One theory of Eta Carinae’s ultimate fate is collapsing to form a black hole—energy released as jets along the axis of rotation forms gamma-ray bursts. Drawing of a massive star collapsing to form a black hole. Energy released as jets along the axis of rotation forms a gamma ray burst that lasts from a few milliseconds to minutes. Such an event within several thousand light years of Earth could disrupt the biosphere by wiping out half of the ozone layer, creating nitrogen dioxide and potentially cause a mass extinction.

Emissions are very characteristic of novae, where ejected material initially radiates like a pseudo-photosphere. The vast majority of the electromagnetic radiation from the central stars is absorbed by surrounding dust. This allows almost high resolution to observe features completely obscured at visual wavelengths The central region of the Homunculus contains a smaller Little Homunculus from the 1890 eruption.

Direct spectral observations did not begin until after the Great Eruption, but light echoes from the eruption reflected from other parts of the Carina Nebula were detected using the U.S. National Optical Astronomy Observatory’s Blanco 4-meter telescope at the Cerro Tololo Inter-American Observatory.

Annotated image of Carina Nebula

The dusty, bipolar cosmic cloud is around 1 light-year across The full scale Homunculus surrounds Eta Carinae, famously unstable massive stars in a binary system embedded in the extensive Carina Nebula about 7,500 light-years distant from earth. Between 1838-1845, Eta Carinae underwent the Great Eruption becoming the second brightest star in Earth’s sky and ejecting the Homunculus Nebula. Eta Carinae itself still undergoes violent outbursts, a candidate to explode in a spectacular supernova in the next million years.

The 5.5 year orbital cycle produces strong spectral changes at periastron known as spectroscopic events. Certain wavelengths of radiation suffer eclipses, either due to actual occultation by one of the stars. Despite being a result of orbital rotation, these events vary significantly during cycles to cycle. These changes have become stronger since 2003, and it is generally believed long-term changes in the stellar winds or previously ejected material may be the culmination of a return to the of the star before its Great Eruption.

The two stars are so massive and bright, the radiation they produce rips off their surfaces and spews them into space. This expulsion of stellar material is referred to as stellar “wind”, possibly travelling at millions of kph. Measurements were done through the Doppler effect. Astronomers use the Doppler effect shifts to calculate how fast stars and other astronomical objects move toward, or away from Earth. The movement of an object towards or away from us causes a slight shift in its spectral lines. The velocity of the motion is calculated from this shift.

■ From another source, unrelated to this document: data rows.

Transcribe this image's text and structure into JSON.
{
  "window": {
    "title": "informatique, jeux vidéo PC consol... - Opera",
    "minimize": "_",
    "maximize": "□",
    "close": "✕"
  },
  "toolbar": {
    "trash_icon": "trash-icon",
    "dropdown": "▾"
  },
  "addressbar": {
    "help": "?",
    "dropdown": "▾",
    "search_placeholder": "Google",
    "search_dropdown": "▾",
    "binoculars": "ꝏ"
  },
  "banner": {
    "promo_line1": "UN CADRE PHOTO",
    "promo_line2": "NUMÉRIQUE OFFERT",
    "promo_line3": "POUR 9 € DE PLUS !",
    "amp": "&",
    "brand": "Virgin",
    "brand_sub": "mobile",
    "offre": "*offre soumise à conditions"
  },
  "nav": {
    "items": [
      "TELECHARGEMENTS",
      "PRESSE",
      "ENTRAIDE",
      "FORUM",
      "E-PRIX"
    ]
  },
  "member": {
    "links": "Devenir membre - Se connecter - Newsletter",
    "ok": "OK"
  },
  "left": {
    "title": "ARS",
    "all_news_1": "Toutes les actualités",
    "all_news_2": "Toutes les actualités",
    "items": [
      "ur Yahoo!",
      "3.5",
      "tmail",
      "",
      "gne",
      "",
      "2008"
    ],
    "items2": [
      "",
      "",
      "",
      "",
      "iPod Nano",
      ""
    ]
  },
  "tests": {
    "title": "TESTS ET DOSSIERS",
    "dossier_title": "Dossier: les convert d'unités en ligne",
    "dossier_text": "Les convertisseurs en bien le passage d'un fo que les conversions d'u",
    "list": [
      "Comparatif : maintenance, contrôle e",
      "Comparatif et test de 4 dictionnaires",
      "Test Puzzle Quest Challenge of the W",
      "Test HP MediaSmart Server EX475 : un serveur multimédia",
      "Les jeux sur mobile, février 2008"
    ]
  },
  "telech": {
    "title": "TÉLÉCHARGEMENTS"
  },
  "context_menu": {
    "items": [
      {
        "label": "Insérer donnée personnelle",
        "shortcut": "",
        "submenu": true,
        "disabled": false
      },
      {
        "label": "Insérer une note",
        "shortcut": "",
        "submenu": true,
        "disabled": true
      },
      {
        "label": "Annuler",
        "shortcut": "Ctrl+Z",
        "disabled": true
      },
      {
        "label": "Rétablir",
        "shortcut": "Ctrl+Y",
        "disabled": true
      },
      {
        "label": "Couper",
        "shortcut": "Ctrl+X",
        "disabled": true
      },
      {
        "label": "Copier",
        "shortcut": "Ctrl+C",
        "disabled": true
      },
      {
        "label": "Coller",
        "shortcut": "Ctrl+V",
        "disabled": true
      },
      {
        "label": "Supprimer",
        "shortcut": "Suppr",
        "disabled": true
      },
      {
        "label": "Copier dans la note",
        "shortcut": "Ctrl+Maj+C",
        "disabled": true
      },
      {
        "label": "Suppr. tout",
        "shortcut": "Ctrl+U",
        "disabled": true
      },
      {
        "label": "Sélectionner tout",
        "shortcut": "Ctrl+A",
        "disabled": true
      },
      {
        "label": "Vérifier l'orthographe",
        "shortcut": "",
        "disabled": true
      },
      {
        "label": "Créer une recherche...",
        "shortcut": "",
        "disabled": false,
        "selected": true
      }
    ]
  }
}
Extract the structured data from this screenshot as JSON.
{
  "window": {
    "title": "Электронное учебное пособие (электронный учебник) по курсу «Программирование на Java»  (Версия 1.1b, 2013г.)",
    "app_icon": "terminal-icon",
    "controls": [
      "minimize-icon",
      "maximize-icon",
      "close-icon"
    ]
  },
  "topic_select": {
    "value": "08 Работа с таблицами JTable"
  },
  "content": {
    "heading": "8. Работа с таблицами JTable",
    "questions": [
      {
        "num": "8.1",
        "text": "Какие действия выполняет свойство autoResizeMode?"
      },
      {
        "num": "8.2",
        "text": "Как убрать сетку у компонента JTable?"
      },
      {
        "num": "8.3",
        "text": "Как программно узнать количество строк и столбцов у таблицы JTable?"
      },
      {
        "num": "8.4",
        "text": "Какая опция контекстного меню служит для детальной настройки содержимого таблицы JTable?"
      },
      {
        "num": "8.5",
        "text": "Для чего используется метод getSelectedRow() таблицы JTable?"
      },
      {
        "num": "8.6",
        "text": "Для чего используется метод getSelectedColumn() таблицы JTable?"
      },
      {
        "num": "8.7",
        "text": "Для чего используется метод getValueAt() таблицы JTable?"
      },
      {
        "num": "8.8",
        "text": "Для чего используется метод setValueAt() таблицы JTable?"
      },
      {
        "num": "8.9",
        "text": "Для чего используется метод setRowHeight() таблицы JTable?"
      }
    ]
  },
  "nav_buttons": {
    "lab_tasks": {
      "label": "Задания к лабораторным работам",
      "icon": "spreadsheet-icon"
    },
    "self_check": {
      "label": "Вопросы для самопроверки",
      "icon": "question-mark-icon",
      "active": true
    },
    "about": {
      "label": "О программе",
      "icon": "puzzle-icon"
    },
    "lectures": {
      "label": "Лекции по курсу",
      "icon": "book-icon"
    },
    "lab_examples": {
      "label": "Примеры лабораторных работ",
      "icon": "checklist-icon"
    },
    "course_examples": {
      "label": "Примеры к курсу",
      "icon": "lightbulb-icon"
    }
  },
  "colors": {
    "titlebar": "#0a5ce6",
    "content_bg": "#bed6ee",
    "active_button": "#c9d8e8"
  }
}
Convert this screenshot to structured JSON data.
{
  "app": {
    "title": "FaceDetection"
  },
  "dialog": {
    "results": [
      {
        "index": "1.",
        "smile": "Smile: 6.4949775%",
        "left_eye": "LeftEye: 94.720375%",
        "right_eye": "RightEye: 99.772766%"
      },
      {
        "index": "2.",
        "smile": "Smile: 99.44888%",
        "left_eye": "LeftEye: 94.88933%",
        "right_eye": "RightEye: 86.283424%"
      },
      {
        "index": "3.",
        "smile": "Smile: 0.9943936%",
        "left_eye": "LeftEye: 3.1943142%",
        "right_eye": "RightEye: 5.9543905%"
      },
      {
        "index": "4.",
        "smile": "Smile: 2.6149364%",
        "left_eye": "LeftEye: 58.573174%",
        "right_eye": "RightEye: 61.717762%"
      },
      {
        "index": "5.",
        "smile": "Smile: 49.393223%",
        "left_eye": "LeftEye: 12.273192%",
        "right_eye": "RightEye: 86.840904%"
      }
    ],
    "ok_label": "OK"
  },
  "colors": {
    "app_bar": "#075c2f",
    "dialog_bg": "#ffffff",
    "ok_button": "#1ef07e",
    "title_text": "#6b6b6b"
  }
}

Eta Carinae’s great eruption in the 1840s created the billowing Homunculus Nebula, imaged here by Hubble. Now about a light-year long, the expanding cloud contains enough material to make at least 10 copies of our sun. Astronomers cannot yet explain what caused this eruption.
Credits: NASA, ESA, and the Hubble SM4 ERO Team

The nebula was spotted 7500 light-years away from earth about 15 years ago, but astronomers theorize the end of earth could be a possibility in that many years. Nonetheless, the author doesn’t plan to be around this neck of the woods…

******

Kevin Roeten can be reached at roetenks@CHARTER.NET.

© Copyright by Kevin Roeten, 2018. All rights reserved.

Kevin Roeten
About Kevin Roeten 168 Articles
CHO's science editor Kevin Roeten is a former Chemical Engineer. He enjoys riding the third rail of journalism: politics and religion. As an orthodox Catholic, Roeten appreciates the juxtaposition of the two supposedly incompatible subjects.   Kevin is a Guest Columnist for the Asheville Citizen-Times, and the Independent (Ohio), and writes for numerous blogs (Nolan Chart, Allvoices) and newspapers, including USA Today.   A collaborator in the book Americans on Politics, Policy, and Pop Culture (Jason Wright and Aaron Lee), he is also an amateur astronomer, and delves into scientific topics.   Kevin Roeten can be reached at roetenks@charter.net.